Then she was quiet for a while. He just kept his eyes on her as she stood there, not moving, not doing anything. Then she spoke, silently.
"Are you really willing to go to Azkaban for a crime you didn't do?"
"It doesn't matter, does it? It's the same. I served under the Dark Lord. You people have sucked out my entire future. Now I've been isolated. Voldemort hates me," he said bitterly. "I'm completely alone. It can't be any worse in Azkaban."
She looked away. "Do you wish you killed him?"
He didn't say anything.
Then, suddenly, Draco found something cold landing on his chest. He reached up and felt around for it, and felt the thin links of a chain – it was a necklace. Then he felt the object suspended on it.
It was the Time-Turner.
"Make up your mind," he heard her say. "Kill him or don't."
Then she turned around and walked away, until he heard the doors of the infirmary close.
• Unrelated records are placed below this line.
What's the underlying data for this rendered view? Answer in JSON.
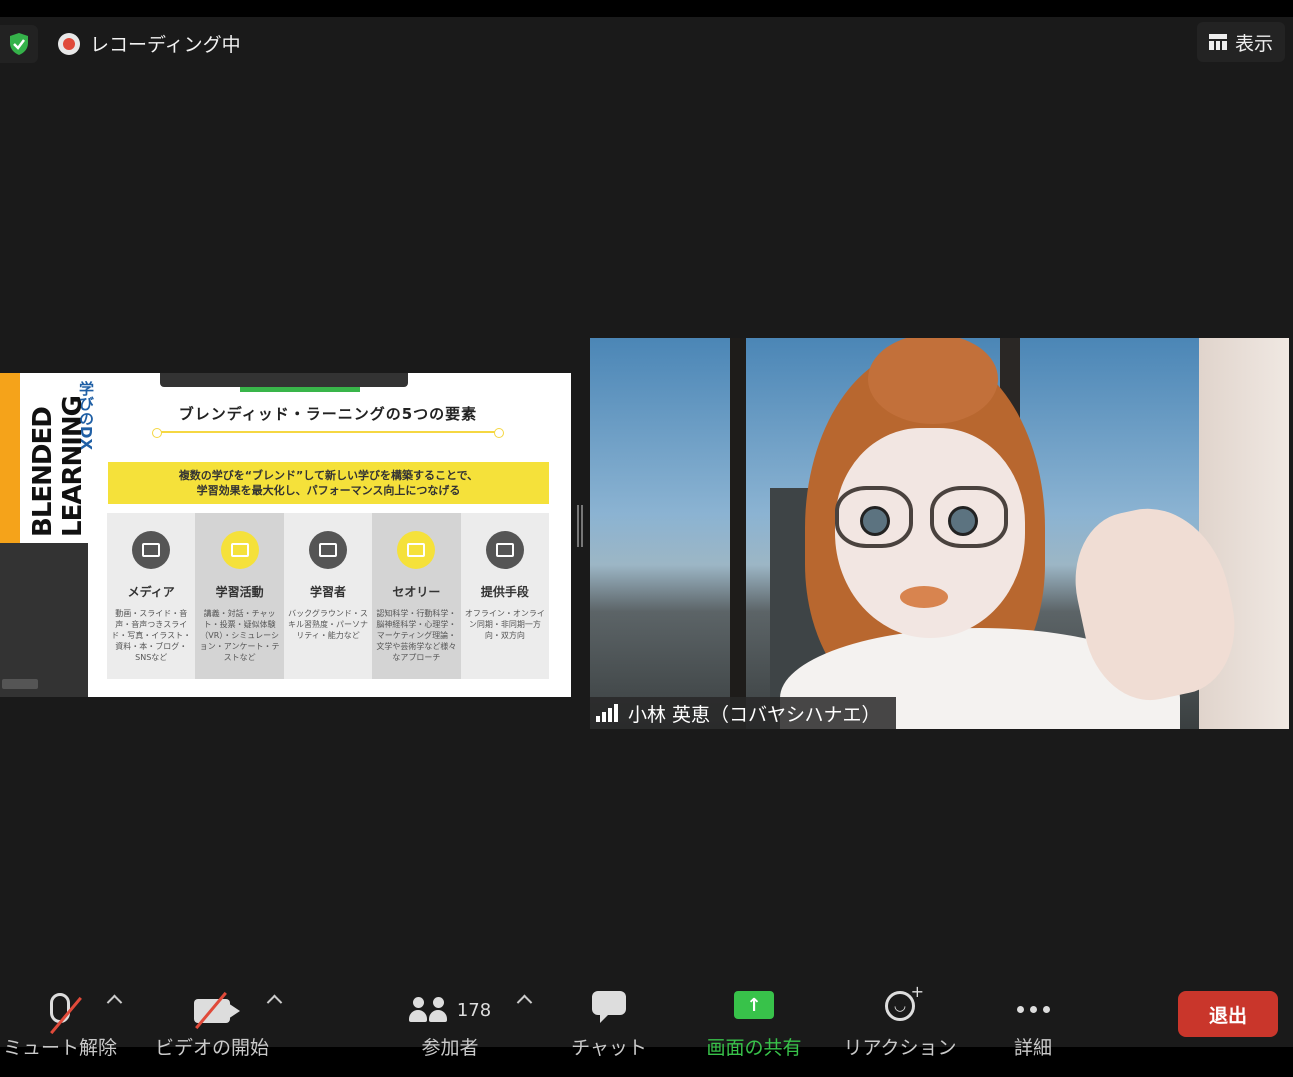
{
  "topbar": {
    "recording_label": "レコーディング中",
    "view_label": "表示"
  },
  "slide": {
    "book_title": "BLENDED LEARNING",
    "book_subtitle": "学びのDX",
    "title": "ブレンディッド・ラーニングの5つの要素",
    "banner_line1": "複数の学びを“ブレンド”して新しい学びを構築することで、",
    "banner_line2": "学習効果を最大化し、パフォーマンス向上につなげる",
    "columns": [
      {
        "heading": "メディア",
        "text": "動画・スライド・音声・音声つきスライド・写真・イラスト・資料・本・ブログ・SNSなど"
      },
      {
        "heading": "学習活動",
        "text": "講義・対話・チャット・投票・疑似体験（VR）・シミュレーション・アンケート・テストなど"
      },
      {
        "heading": "学習者",
        "text": "バックグラウンド・スキル習熟度・パーソナリティ・能力など"
      },
      {
        "heading": "セオリー",
        "text": "認知科学・行動科学・脳神経科学・心理学・マーケティング理論・文学や芸術学など様々なアプローチ"
      },
      {
        "heading": "提供手段",
        "text": "オフライン・オンライン同期・非同期一方向・双方向"
      }
    ]
  },
  "video": {
    "participant_name": "小林 英恵（コバヤシハナエ）"
  },
  "toolbar": {
    "unmute_label": "ミュート解除",
    "start_video_label": "ビデオの開始",
    "participants_label": "参加者",
    "participants_count": "178",
    "chat_label": "チャット",
    "share_label": "画面の共有",
    "reaction_label": "リアクション",
    "more_label": "詳細",
    "leave_label": "退出"
  },
  "colors": {
    "share_green": "#38c24a",
    "leave_red": "#c9362b",
    "slide_yellow": "#f5e13a"
  }
}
Draco just stared at what he was holding. The moonlight from the open curtains caused a glare on the gold of the Turner. Time in the palm of his hand. He just looked at it, not doing anything, but felt this rasping feeling right in the middle of his body and a salty taste in his mouth. What does a person do when they're offered a real second chance? When they're single-handedly provided a way to change things? He didn't know. He just didn't fucking know. It wasn't because he didn't deserve it – he had done plenty of things, things that would make even your mother want to beat the shit out of him, and he'd never deserve anything great. He was used to it. And he didn't take mercy gifts. But what if this mercy gift was a lot more important to him than he wished it was? Could he go back in time and change things? Kill Dumbledore, once and for all, just so the crime would fit the punishment – or kill someone else?
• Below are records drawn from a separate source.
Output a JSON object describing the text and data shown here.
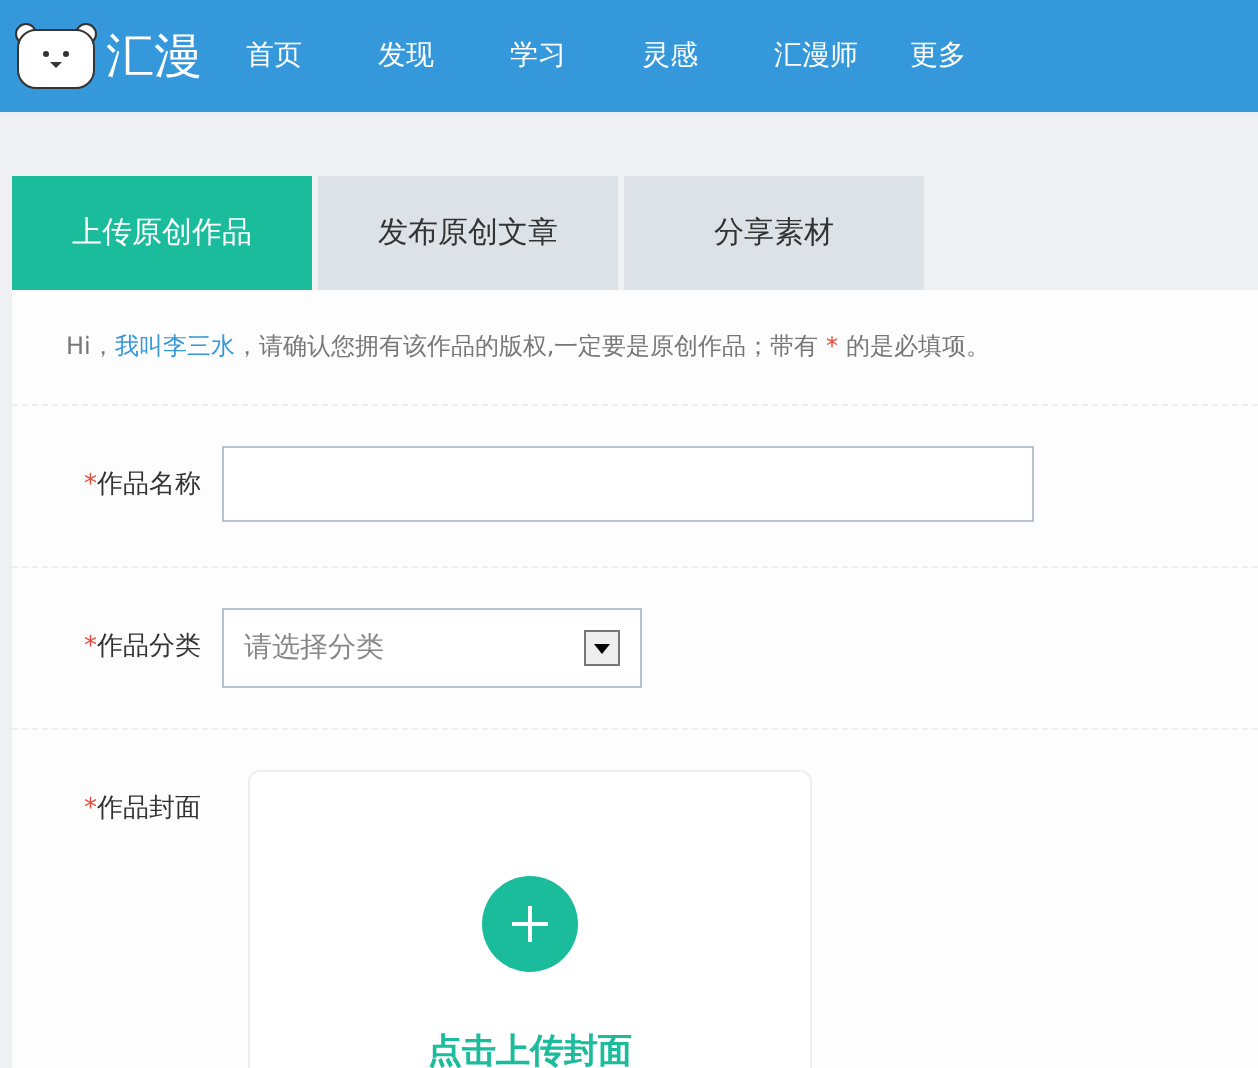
{
  "header": {
    "logo_text": "汇漫",
    "nav": [
      {
        "label": "首页"
      },
      {
        "label": "发现"
      },
      {
        "label": "学习"
      },
      {
        "label": "灵感"
      },
      {
        "label": "汇漫师"
      },
      {
        "label": "更多"
      }
    ]
  },
  "tabs": [
    {
      "label": "上传原创作品",
      "selected": true
    },
    {
      "label": "发布原创文章",
      "selected": false
    },
    {
      "label": "分享素材",
      "selected": false
    }
  ],
  "intro": [
    {
      "kind": "text",
      "text": "Hi，"
    },
    {
      "kind": "link",
      "text": "我叫李三水"
    },
    {
      "kind": "text",
      "text": "，请确认您拥有该作品的版权,一定要是原创作品；带有 "
    },
    {
      "kind": "mark",
      "text": "*"
    },
    {
      "kind": "text",
      "text": " 的是必填项。"
    }
  ],
  "fields": [
    {
      "kind": "input",
      "mark": "*",
      "label": "作品名称"
    },
    {
      "kind": "select",
      "mark": "*",
      "label": "作品分类",
      "placeholder": "请选择分类"
    },
    {
      "kind": "upload",
      "mark": "*",
      "label": "作品封面",
      "action": "点击上传封面"
    }
  ]
}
He remembered someone saying that time heals all wounds. But could time heal death? Death was a force stronger than time. Sometimes things were just meant to happen. He didn't know – he didn't think enough about fate to believe in it. But there was an order of things. You make a choice, and you can't take it back. Magic shouldn't be an exception. A golden thingamajig couldn't change that.
He looked it at carefully, bringing it closer to his face, before he looked away, tucking the Time-Turner under his pillow.
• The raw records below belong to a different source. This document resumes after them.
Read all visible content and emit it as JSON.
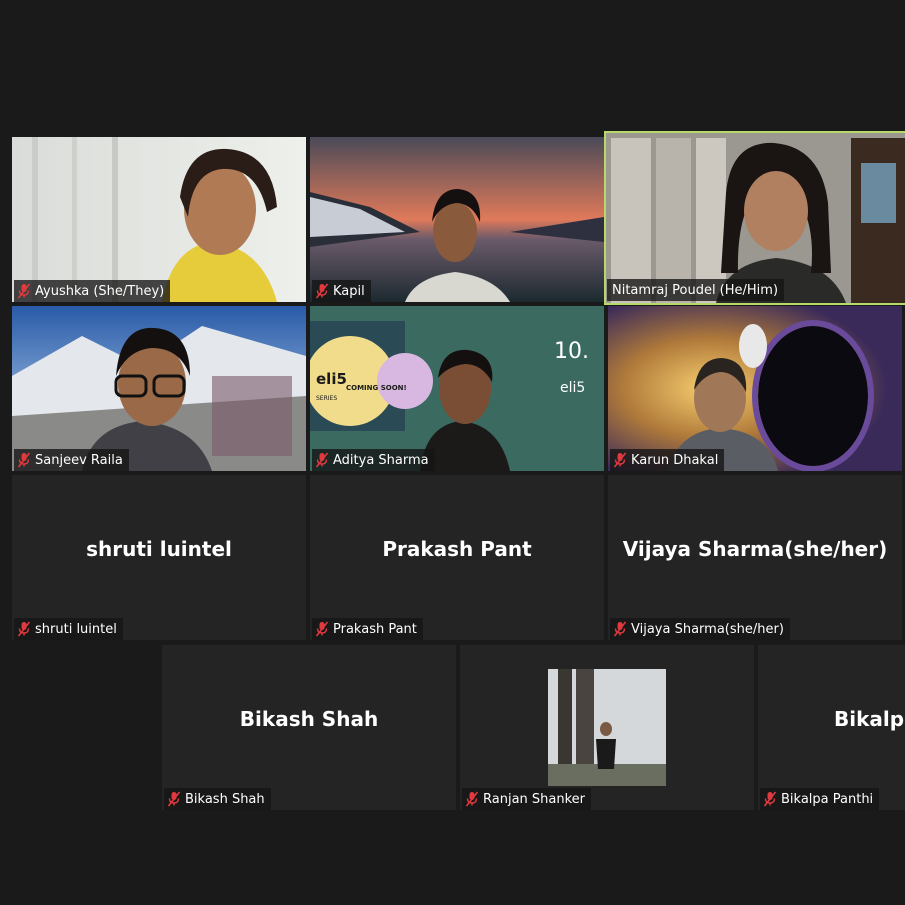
{
  "participants": [
    {
      "name": "Ayushka (She/They)",
      "muted": true,
      "video": "on"
    },
    {
      "name": "Kapil",
      "muted": true,
      "video": "on"
    },
    {
      "name": "Nitamraj Poudel (He/Him)",
      "muted": false,
      "video": "on",
      "active_speaker": true
    },
    {
      "name": "Sanjeev Raila",
      "muted": true,
      "video": "on"
    },
    {
      "name": "Aditya Sharma",
      "muted": true,
      "video": "on",
      "background_text": {
        "number": "10.",
        "brand": "eli5",
        "badge_logo": "eli5",
        "badge_series": "SERIES",
        "badge_coming": "COMING SOON!"
      }
    },
    {
      "name": "Karun Dhakal",
      "muted": true,
      "video": "on"
    },
    {
      "name": "shruti luintel",
      "muted": true,
      "video": "off",
      "display_name": "shruti luintel"
    },
    {
      "name": "Prakash Pant",
      "muted": true,
      "video": "off",
      "display_name": "Prakash Pant"
    },
    {
      "name": "Vijaya Sharma(she/her)",
      "muted": true,
      "video": "off",
      "display_name": "Vijaya Sharma(she/her)"
    },
    {
      "name": "Bikash Shah",
      "muted": true,
      "video": "off",
      "display_name": "Bikash Shah"
    },
    {
      "name": "Ranjan Shanker",
      "muted": true,
      "video": "off",
      "avatar": "profile-photo"
    },
    {
      "name": "Bikalpa Panthi",
      "muted": true,
      "video": "off",
      "display_name": "Bikalpa"
    }
  ],
  "colors": {
    "background": "#1a1a1a",
    "tile": "#242424",
    "active_border": "#b8d86a",
    "muted_icon": "#e0393e"
  },
  "icons": {
    "muted": "mic-muted-icon"
  }
}
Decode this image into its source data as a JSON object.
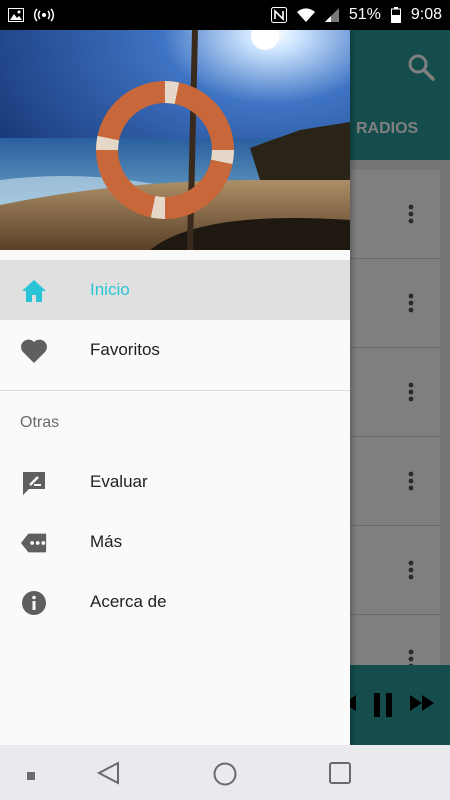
{
  "status_bar": {
    "battery": "51%",
    "time": "9:08"
  },
  "app": {
    "tab_label": "RADIOS"
  },
  "drawer": {
    "items": [
      {
        "label": "Inicio",
        "icon": "home-icon",
        "active": true
      },
      {
        "label": "Favoritos",
        "icon": "heart-icon",
        "active": false
      }
    ],
    "section_title": "Otras",
    "other_items": [
      {
        "label": "Evaluar",
        "icon": "rate-review-icon"
      },
      {
        "label": "Más",
        "icon": "more-tag-icon"
      },
      {
        "label": "Acerca de",
        "icon": "info-icon"
      }
    ]
  },
  "colors": {
    "accent": "#29c5d6",
    "toolbar": "#2a9b9b"
  }
}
He didn't believe in second chances, anyway.
- - - - - - - - - -
Hermione was sitting in the common room again when Harry came in. He looked up, and she was just there, looking at the fire. The entire room was bare now because all of her books were gone, and everything seemed different. Like it was another clear-cut, in-your-face sign that things had definitely changed, and they weren't the same people anymore. He'd tried to figure out things standing out in the lake, even wondered why Hermione had thrown away the things she loved more than anything else. Then he caught himself there. He realized that she was letting it go – pushing it out because she had come face to face with the idea that maybe there were more important things than hiding behind tiny print and leather covers. Because being strong took a lot less than what people expected. Being strong could be a lie, but sometimes it was the most convincing lie you were ever going to hear.
"Hey," he said.
"Hey," she said back, and she finally looked at him. Then there was silence for a few minutes, just like how it'd been the past few months – awkward and solemn as hell – and she was just looking at him, while he looked back at her. "I'm afraid to die," she finally said, and he could hear this massive weight behind those four simple words – like how sometimes when you hear people, it's all you need to know that things aren't really fine at all. "I just thought…you should know that."
People would say it was completely irrelevant to what they were doing now, but Harry didn't tell her any comforting words or go off on some weak-ass monologue about how undeniably strong she was, or any of that. Sometimes when you say things like that, people make it a point not to hear you – because people can tell you the same bullshit every day, and the fakeness of it all was never going to get any realer. He saw that. He'd gone through that.
And – so what if she was scared of dying?
They were all the same. Each and every one of them.
"Yeah," he told her, calmly. "So am I."